In the records below, find each line that holds "spells" and return it.

**DATASET RECORDS**
● ● ● ● ●
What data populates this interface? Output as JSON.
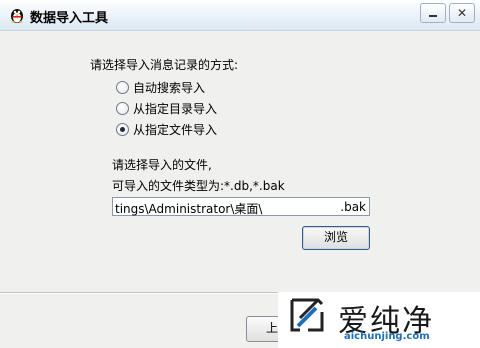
{
  "window": {
    "title": "数据导入工具",
    "minimize_icon": "minimize-icon",
    "close_icon": "close-icon",
    "app_icon": "penguin-icon"
  },
  "import_method": {
    "prompt": "请选择导入消息记录的方式:",
    "options": [
      {
        "label": "自动搜索导入",
        "checked": false
      },
      {
        "label": "从指定目录导入",
        "checked": false
      },
      {
        "label": "从指定文件导入",
        "checked": true
      }
    ]
  },
  "file_select": {
    "hint_line1": "请选择导入的文件,",
    "hint_line2": "可导入的文件类型为:*.db,*.bak",
    "path_value": "tings\\Administrator\\桌面\\",
    "path_suffix": ".bak",
    "browse_label": "浏览"
  },
  "footer": {
    "prev_label": "上一"
  },
  "watermark": {
    "brand": "爱纯净",
    "url": "aichunjing.com"
  }
}
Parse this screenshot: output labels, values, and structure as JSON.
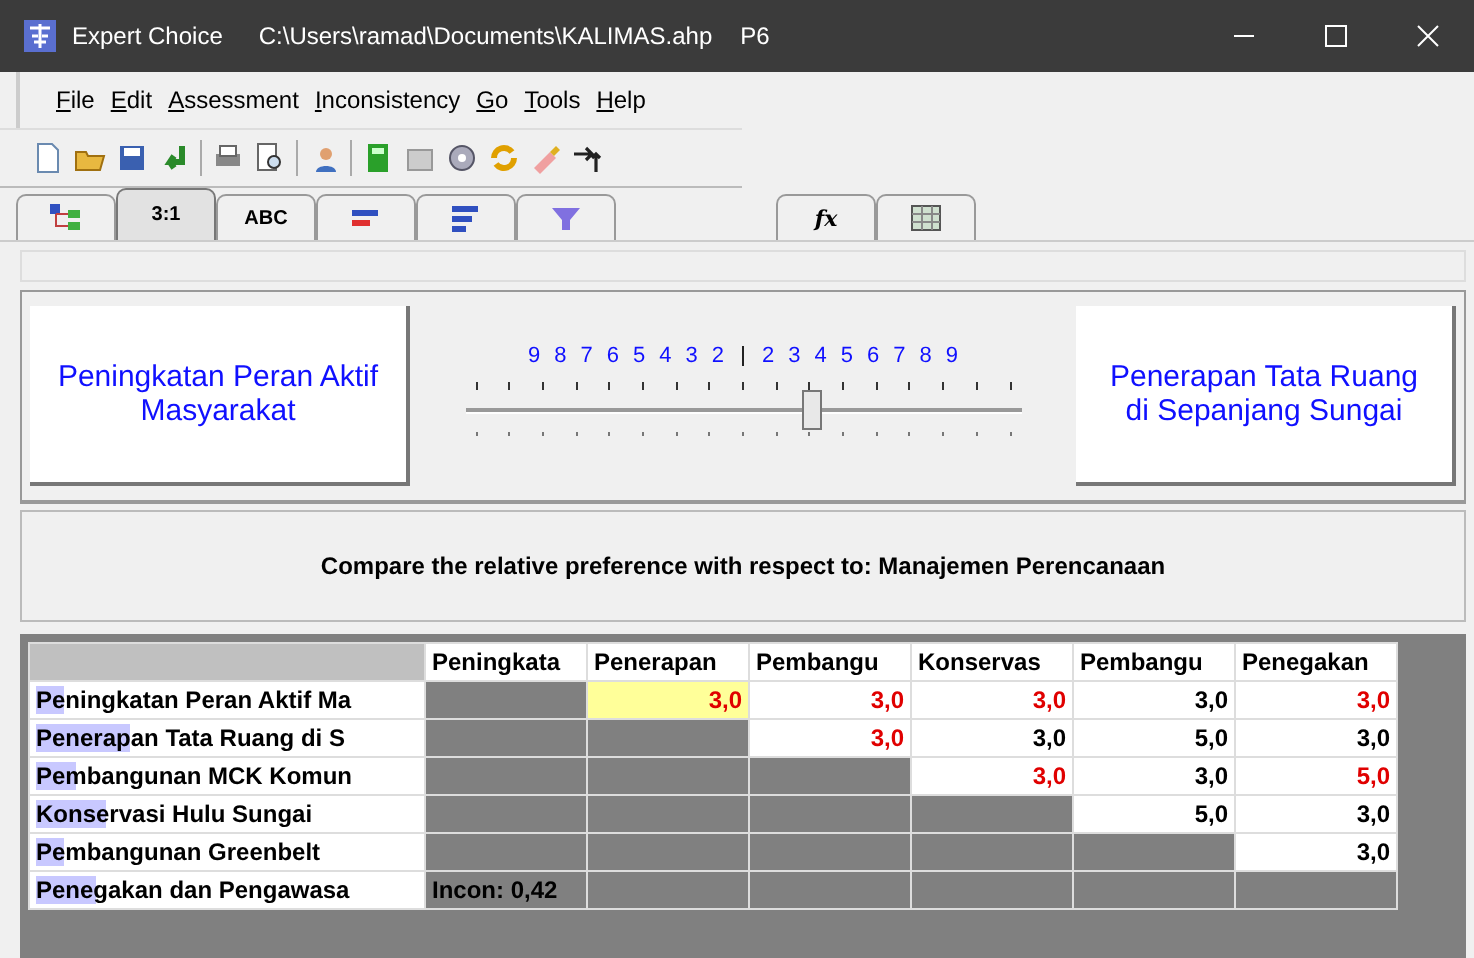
{
  "window": {
    "title": "Expert Choice",
    "path": "C:\\Users\\ramad\\Documents\\KALIMAS.ahp",
    "node": "P6"
  },
  "menu": [
    {
      "label": "File"
    },
    {
      "label": "Edit"
    },
    {
      "label": "Assessment"
    },
    {
      "label": "Inconsistency"
    },
    {
      "label": "Go"
    },
    {
      "label": "Tools"
    },
    {
      "label": "Help"
    }
  ],
  "tabs": [
    {
      "kind": "icon",
      "selected": false
    },
    {
      "kind": "text",
      "label": "3:1",
      "selected": true
    },
    {
      "kind": "text",
      "label": "ABC",
      "selected": false
    },
    {
      "kind": "icon",
      "selected": false
    },
    {
      "kind": "icon",
      "selected": false
    },
    {
      "kind": "icon",
      "selected": false
    },
    {
      "kind": "text",
      "label": "fx",
      "selected": false
    },
    {
      "kind": "icon",
      "selected": false
    }
  ],
  "comparison": {
    "left": "Peningkatan Peran Aktif Masyarakat",
    "right": "Penerapan Tata Ruang di Sepanjang Sungai",
    "scale": [
      "9",
      "8",
      "7",
      "6",
      "5",
      "4",
      "3",
      "2",
      "2",
      "3",
      "4",
      "5",
      "6",
      "7",
      "8",
      "9"
    ],
    "level": 0.625
  },
  "prompt": "Compare the relative preference with respect to: Manajemen Perencanaan",
  "matrix": {
    "columns": [
      "Peningkata",
      "Penerapan",
      "Pembangu",
      "Konservas",
      "Pembangu",
      "Penegakan"
    ],
    "rows": [
      {
        "label": "Peningkatan Peran Aktif Ma",
        "level": 0.07,
        "cells": [
          {
            "kind": "blank"
          },
          {
            "kind": "value",
            "text": "3,0",
            "inverted": true,
            "selected": true
          },
          {
            "kind": "value",
            "text": "3,0",
            "inverted": true,
            "selected": false
          },
          {
            "kind": "value",
            "text": "3,0",
            "inverted": true,
            "selected": false
          },
          {
            "kind": "value",
            "text": "3,0",
            "inverted": false,
            "selected": false
          },
          {
            "kind": "value",
            "text": "3,0",
            "inverted": true,
            "selected": false
          }
        ]
      },
      {
        "label": "Penerapan Tata Ruang di S",
        "level": 0.24,
        "cells": [
          {
            "kind": "blank"
          },
          {
            "kind": "blank"
          },
          {
            "kind": "value",
            "text": "3,0",
            "inverted": true,
            "selected": false
          },
          {
            "kind": "value",
            "text": "3,0",
            "inverted": false,
            "selected": false
          },
          {
            "kind": "value",
            "text": "5,0",
            "inverted": false,
            "selected": false
          },
          {
            "kind": "value",
            "text": "3,0",
            "inverted": false,
            "selected": false
          }
        ]
      },
      {
        "label": "Pembangunan MCK Komun",
        "level": 0.1,
        "cells": [
          {
            "kind": "blank"
          },
          {
            "kind": "blank"
          },
          {
            "kind": "blank"
          },
          {
            "kind": "value",
            "text": "3,0",
            "inverted": true,
            "selected": false
          },
          {
            "kind": "value",
            "text": "3,0",
            "inverted": false,
            "selected": false
          },
          {
            "kind": "value",
            "text": "5,0",
            "inverted": true,
            "selected": false
          }
        ]
      },
      {
        "label": "Konservasi Hulu Sungai",
        "level": 0.18,
        "cells": [
          {
            "kind": "blank"
          },
          {
            "kind": "blank"
          },
          {
            "kind": "blank"
          },
          {
            "kind": "blank"
          },
          {
            "kind": "value",
            "text": "5,0",
            "inverted": false,
            "selected": false
          },
          {
            "kind": "value",
            "text": "3,0",
            "inverted": false,
            "selected": false
          }
        ]
      },
      {
        "label": "Pembangunan Greenbelt",
        "level": 0.07,
        "cells": [
          {
            "kind": "blank"
          },
          {
            "kind": "blank"
          },
          {
            "kind": "blank"
          },
          {
            "kind": "blank"
          },
          {
            "kind": "blank"
          },
          {
            "kind": "value",
            "text": "3,0",
            "inverted": false,
            "selected": false
          }
        ]
      },
      {
        "label": "Penegakan dan Pengawasa",
        "level": 0.15,
        "cells": [
          {
            "kind": "note",
            "text": "Incon: 0,42"
          },
          {
            "kind": "blank"
          },
          {
            "kind": "blank"
          },
          {
            "kind": "blank"
          },
          {
            "kind": "blank"
          },
          {
            "kind": "blank"
          }
        ]
      }
    ]
  }
}
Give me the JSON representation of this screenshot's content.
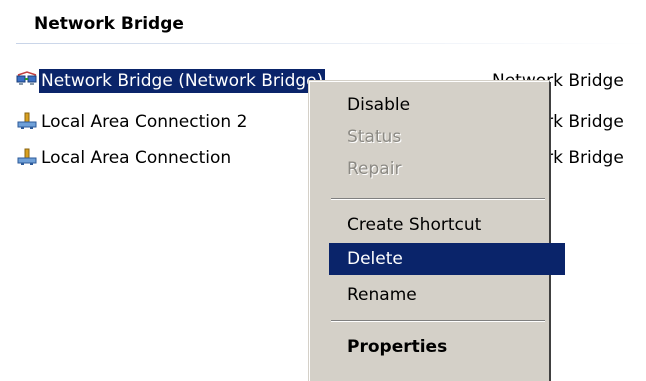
{
  "group": {
    "title": "Network Bridge"
  },
  "connections": [
    {
      "name": "Network Bridge (Network Bridge)",
      "type": "Network Bridge",
      "icon": "bridge-icon",
      "selected": true
    },
    {
      "name": "Local Area Connection 2",
      "type": "Network Bridge",
      "icon": "network-connection-icon"
    },
    {
      "name": "Local Area Connection",
      "type": "Network Bridge",
      "icon": "network-connection-icon"
    }
  ],
  "context_menu": {
    "items": [
      {
        "label": "Disable",
        "enabled": true
      },
      {
        "label": "Status",
        "enabled": false
      },
      {
        "label": "Repair",
        "enabled": false
      },
      {
        "label": "Create Shortcut",
        "enabled": true
      },
      {
        "label": "Delete",
        "enabled": true,
        "highlighted": true
      },
      {
        "label": "Rename",
        "enabled": true
      },
      {
        "label": "Properties",
        "enabled": true,
        "default": true
      }
    ]
  },
  "colors": {
    "selection": "#0a246a",
    "menu_background": "#d4d0c8",
    "disabled_text": "#8c8a84"
  }
}
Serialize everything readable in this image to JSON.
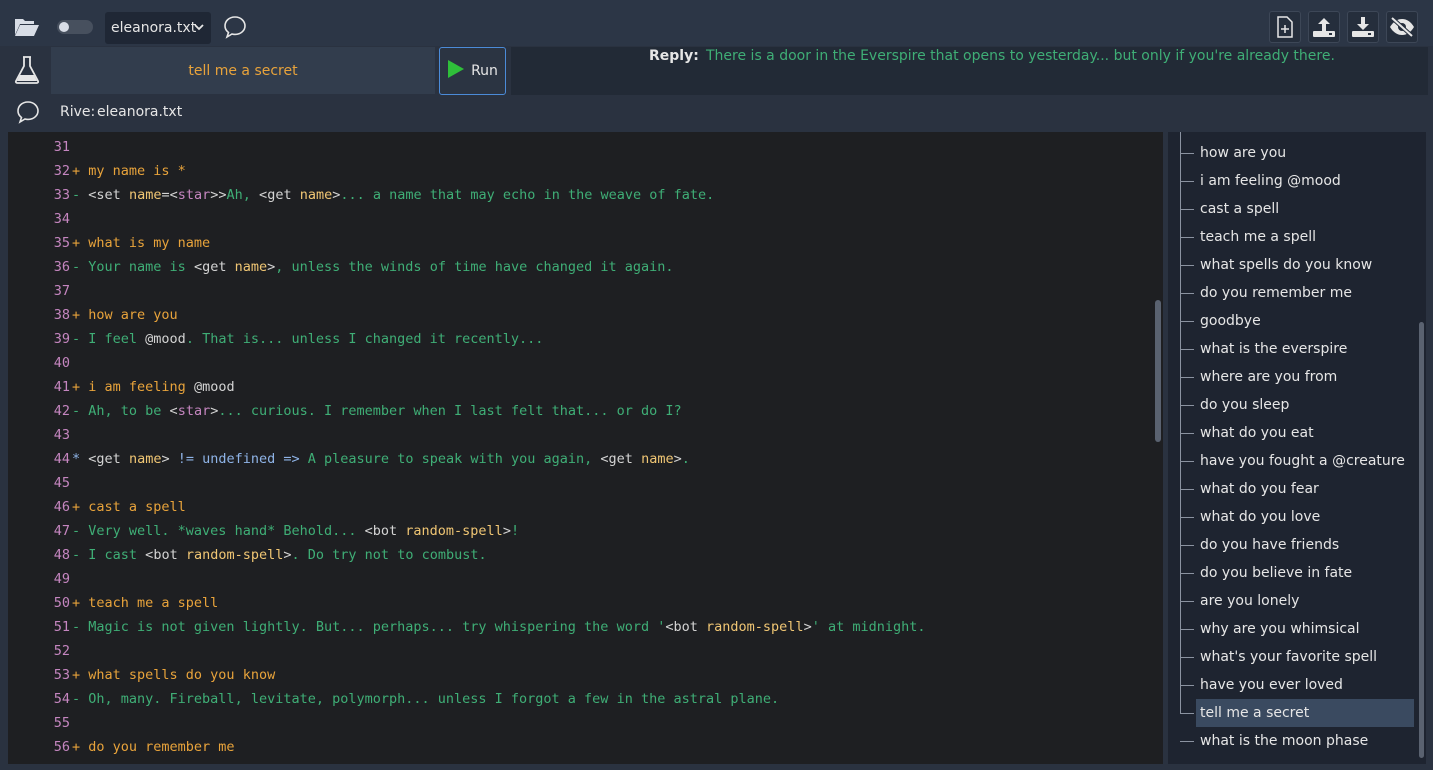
{
  "toolbar": {
    "file_name": "eleanora.txt",
    "icons": [
      "folder-open-icon",
      "toggle-switch",
      "chevron-down-icon",
      "chat-bubble-icon",
      "new-file-icon",
      "upload-icon",
      "download-icon",
      "eye-slash-icon"
    ]
  },
  "input": {
    "message": "tell me a secret",
    "run_label": "Run"
  },
  "reply": {
    "label": "Reply:",
    "text": "There is a door in the Everspire that opens to yesterday... but only if you're already there."
  },
  "status": {
    "label": "Rive:",
    "file": "eleanora.txt"
  },
  "editor": {
    "lines": [
      {
        "n": "31",
        "kind": "blank",
        "text": ""
      },
      {
        "n": "32",
        "kind": "trigger",
        "text": "my name is *"
      },
      {
        "n": "33",
        "kind": "resp",
        "text": "<set name=<star>>Ah, <get name>... a name that may echo in the weave of fate."
      },
      {
        "n": "34",
        "kind": "blank",
        "text": ""
      },
      {
        "n": "35",
        "kind": "trigger",
        "text": "what is my name"
      },
      {
        "n": "36",
        "kind": "resp",
        "text": "Your name is <get name>, unless the winds of time have changed it again."
      },
      {
        "n": "37",
        "kind": "blank",
        "text": ""
      },
      {
        "n": "38",
        "kind": "trigger",
        "text": "how are you"
      },
      {
        "n": "39",
        "kind": "resp",
        "text": "I feel @mood. That is... unless I changed it recently..."
      },
      {
        "n": "40",
        "kind": "blank",
        "text": ""
      },
      {
        "n": "41",
        "kind": "trigger",
        "text": "i am feeling @mood"
      },
      {
        "n": "42",
        "kind": "resp",
        "text": "Ah, to be <star>... curious. I remember when I last felt that... or do I?"
      },
      {
        "n": "43",
        "kind": "blank",
        "text": ""
      },
      {
        "n": "44",
        "kind": "cond",
        "text": "<get name> != undefined => A pleasure to speak with you again, <get name>."
      },
      {
        "n": "45",
        "kind": "blank",
        "text": ""
      },
      {
        "n": "46",
        "kind": "trigger",
        "text": "cast a spell"
      },
      {
        "n": "47",
        "kind": "resp",
        "text": "Very well. *waves hand* Behold... <bot random-spell>!"
      },
      {
        "n": "48",
        "kind": "resp",
        "text": "I cast <bot random-spell>. Do try not to combust."
      },
      {
        "n": "49",
        "kind": "blank",
        "text": ""
      },
      {
        "n": "50",
        "kind": "trigger",
        "text": "teach me a spell"
      },
      {
        "n": "51",
        "kind": "resp",
        "text": "Magic is not given lightly. But... perhaps... try whispering the word '<bot random-spell>' at midnight."
      },
      {
        "n": "52",
        "kind": "blank",
        "text": ""
      },
      {
        "n": "53",
        "kind": "trigger",
        "text": "what spells do you know"
      },
      {
        "n": "54",
        "kind": "resp",
        "text": "Oh, many. Fireball, levitate, polymorph... unless I forgot a few in the astral plane."
      },
      {
        "n": "55",
        "kind": "blank",
        "text": ""
      },
      {
        "n": "56",
        "kind": "trigger",
        "text": "do you remember me"
      }
    ]
  },
  "triggers": {
    "items": [
      "how are you",
      "i am feeling @mood",
      "cast a spell",
      "teach me a spell",
      "what spells do you know",
      "do you remember me",
      "goodbye",
      "what is the everspire",
      "where are you from",
      "do you sleep",
      "what do you eat",
      "have you fought a @creature",
      "what do you fear",
      "what do you love",
      "do you have friends",
      "do you believe in fate",
      "are you lonely",
      "why are you whimsical",
      "what's your favorite spell",
      "have you ever loved",
      "tell me a secret",
      "what is the moon phase"
    ],
    "selected": "tell me a secret"
  },
  "colors": {
    "trigger": "#e8a33b",
    "response": "#3fae76",
    "accent": "#4b8bd8"
  }
}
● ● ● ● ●
**RESPONSE TO THIS EXERCISE**
        "text": "what spells do you know"
      "what spells do you know",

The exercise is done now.